TRY IT |
Search the listing for the string "active" and copy every line that contains it.

-------- EXCERPTED DATA

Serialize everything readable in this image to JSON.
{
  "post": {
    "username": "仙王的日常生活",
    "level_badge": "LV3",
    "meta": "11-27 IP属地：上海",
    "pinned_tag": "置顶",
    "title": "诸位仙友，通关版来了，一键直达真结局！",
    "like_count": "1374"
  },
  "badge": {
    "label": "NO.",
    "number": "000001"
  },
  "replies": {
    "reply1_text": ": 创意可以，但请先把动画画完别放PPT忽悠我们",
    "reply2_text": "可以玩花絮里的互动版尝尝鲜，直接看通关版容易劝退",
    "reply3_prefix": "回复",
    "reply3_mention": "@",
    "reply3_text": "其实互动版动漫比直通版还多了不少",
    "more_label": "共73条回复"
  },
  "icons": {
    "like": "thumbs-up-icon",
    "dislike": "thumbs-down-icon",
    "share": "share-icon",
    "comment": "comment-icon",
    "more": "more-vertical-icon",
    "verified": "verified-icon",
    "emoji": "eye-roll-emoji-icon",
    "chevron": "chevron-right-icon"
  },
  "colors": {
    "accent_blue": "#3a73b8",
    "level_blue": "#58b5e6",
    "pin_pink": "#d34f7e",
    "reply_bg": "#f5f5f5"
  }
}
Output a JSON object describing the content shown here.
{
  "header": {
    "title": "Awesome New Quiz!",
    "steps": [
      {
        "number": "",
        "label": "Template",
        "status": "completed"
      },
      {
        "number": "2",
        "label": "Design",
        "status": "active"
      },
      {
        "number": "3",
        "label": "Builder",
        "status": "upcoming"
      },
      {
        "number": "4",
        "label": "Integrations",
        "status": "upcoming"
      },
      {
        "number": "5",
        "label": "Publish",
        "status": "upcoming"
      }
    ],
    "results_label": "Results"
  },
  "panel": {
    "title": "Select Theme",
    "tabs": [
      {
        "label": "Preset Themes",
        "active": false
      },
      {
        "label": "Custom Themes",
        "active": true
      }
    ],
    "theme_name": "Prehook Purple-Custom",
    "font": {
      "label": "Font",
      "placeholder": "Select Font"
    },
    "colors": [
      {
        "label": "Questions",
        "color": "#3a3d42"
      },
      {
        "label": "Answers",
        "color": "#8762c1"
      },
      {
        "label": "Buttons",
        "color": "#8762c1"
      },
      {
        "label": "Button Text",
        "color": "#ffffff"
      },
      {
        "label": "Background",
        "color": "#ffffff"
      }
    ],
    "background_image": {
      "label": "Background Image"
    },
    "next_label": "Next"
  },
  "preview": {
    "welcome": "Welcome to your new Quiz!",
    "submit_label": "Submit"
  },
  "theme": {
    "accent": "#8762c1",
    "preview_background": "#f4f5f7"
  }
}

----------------

EXERCISE SOLUTION |
        "status": "active"
        "active": false
        "active": true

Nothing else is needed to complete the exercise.